In almost every business, even when there are only two participants, there is always a need to communicate. The emphasis of teaching others to speak well, write well, and in general communicate their point clearly and decisively is very important. I however have found that one soft skill that is just as much, if not more important, is making sure that whoever you are communicating to is hearing what you are saying.
All to often in work environments people communicate the entire day with a mere percentage of that being effective. The problem is not always clear and decisive communication but getting and knowing when someone is hearing and understanding you.
In the technology field that is multitudes more important, everything is loaded with context, and even a slightly wrong assumption, or notion will land a task or effort at risk of being completed properly. In the technology industry doing something improperly is often as bad or worse than just not doing it at all.

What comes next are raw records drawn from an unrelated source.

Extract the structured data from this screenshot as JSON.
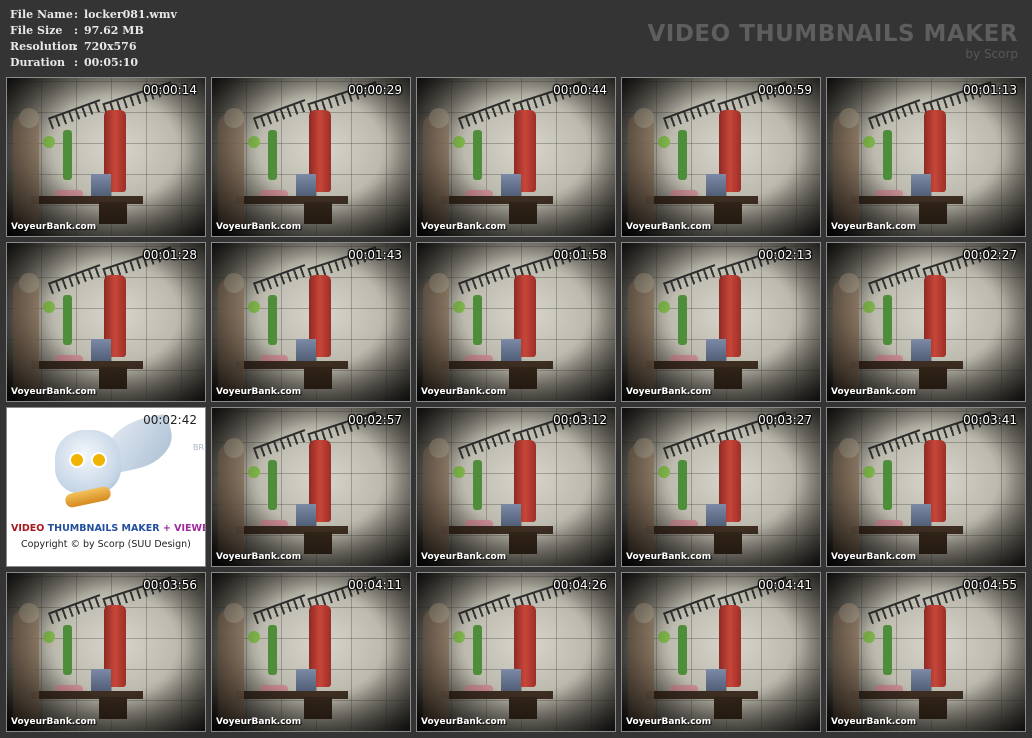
{
  "info": {
    "rows": [
      {
        "key": "File Name",
        "sep": ":",
        "value": "locker081.wmv"
      },
      {
        "key": "File Size",
        "sep": ":",
        "value": "97.62 MB"
      },
      {
        "key": "Resolution",
        "sep": ":",
        "value": "720x576"
      },
      {
        "key": "Duration",
        "sep": ":",
        "value": "00:05:10"
      }
    ]
  },
  "brand": {
    "title": "VIDEO THUMBNAILS MAKER",
    "subtitle": "by Scorp"
  },
  "watermark": "VoyeurBank.com",
  "logo_frame": {
    "title_a": "VIDEO ",
    "title_b": "THUMBNAILS MAKER ",
    "title_c": "+ VIEWER",
    "copyright": "Copyright © by Scorp (SUU Design)",
    "side_text": "BR"
  },
  "thumbnails": [
    {
      "time": "00:00:14",
      "type": "frame"
    },
    {
      "time": "00:00:29",
      "type": "frame"
    },
    {
      "time": "00:00:44",
      "type": "frame"
    },
    {
      "time": "00:00:59",
      "type": "frame"
    },
    {
      "time": "00:01:13",
      "type": "frame"
    },
    {
      "time": "00:01:28",
      "type": "frame"
    },
    {
      "time": "00:01:43",
      "type": "frame"
    },
    {
      "time": "00:01:58",
      "type": "frame"
    },
    {
      "time": "00:02:13",
      "type": "frame"
    },
    {
      "time": "00:02:27",
      "type": "frame"
    },
    {
      "time": "00:02:42",
      "type": "logo"
    },
    {
      "time": "00:02:57",
      "type": "frame"
    },
    {
      "time": "00:03:12",
      "type": "frame"
    },
    {
      "time": "00:03:27",
      "type": "frame"
    },
    {
      "time": "00:03:41",
      "type": "frame"
    },
    {
      "time": "00:03:56",
      "type": "frame"
    },
    {
      "time": "00:04:11",
      "type": "frame"
    },
    {
      "time": "00:04:26",
      "type": "frame"
    },
    {
      "time": "00:04:41",
      "type": "frame"
    },
    {
      "time": "00:04:55",
      "type": "frame"
    }
  ]
}
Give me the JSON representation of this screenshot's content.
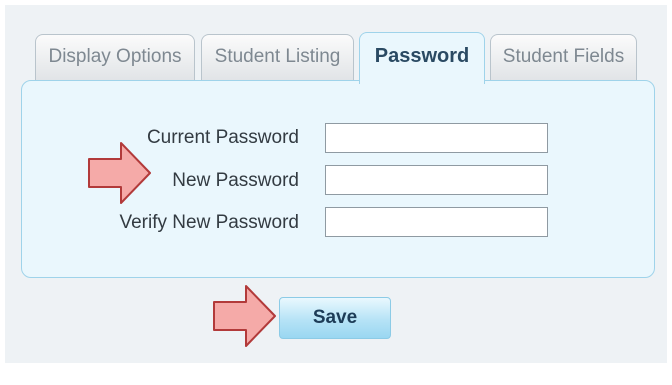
{
  "tabs": [
    {
      "label": "Display Options",
      "active": false
    },
    {
      "label": "Student Listing",
      "active": false
    },
    {
      "label": "Password",
      "active": true
    },
    {
      "label": "Student Fields",
      "active": false
    }
  ],
  "form": {
    "current_password_label": "Current Password",
    "current_password_value": "",
    "new_password_label": "New Password",
    "new_password_value": "",
    "verify_password_label": "Verify New Password",
    "verify_password_value": ""
  },
  "actions": {
    "save_label": "Save"
  },
  "colors": {
    "panel_background": "#eaf7fd",
    "panel_border": "#9fd3ea",
    "arrow_fill": "#f5aaa8",
    "arrow_stroke": "#b23a3a"
  },
  "annotations": {
    "arrow_icon": "right-arrow-icon"
  }
}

I just happened recently to start thinking about some past companies I have worked at and realized that one of my strong points is communicating, however I have a weak point inside the strong point. I don’t always get, or even know how to get people to listen and hear me. I’ve told people things that are of immense importance to be brushed aside, only to state, “I told you so” a few months later. Now don’t get me wrong, I enjoy the I told you so statements, but I’d rather just be heard and be able to have effective communication and efforts done right the first time.
In the business intelligence community this need exists and is expanded to more disparate persons. Often executives are asking for things directly to the actual geeks (the BI people). Fortunately, and maybe I shouldn’t admit it openly, BI is a pretty easy toolset and skill to learn. Often the hardest part to grasp is that there isn’t that much to grasp.
I’ve found that the hardest part is getting clear cut instructions on what end users (executives and managers) really and truthfully want. In addition to that it is often unclear what they even want to derive from the data they are going to get.
Now after all that said I pose a question and pondering. What other things, what other sources are out there, to help improve the soft skill of noticing and assuring people are hearing and understanding what is really being communicated?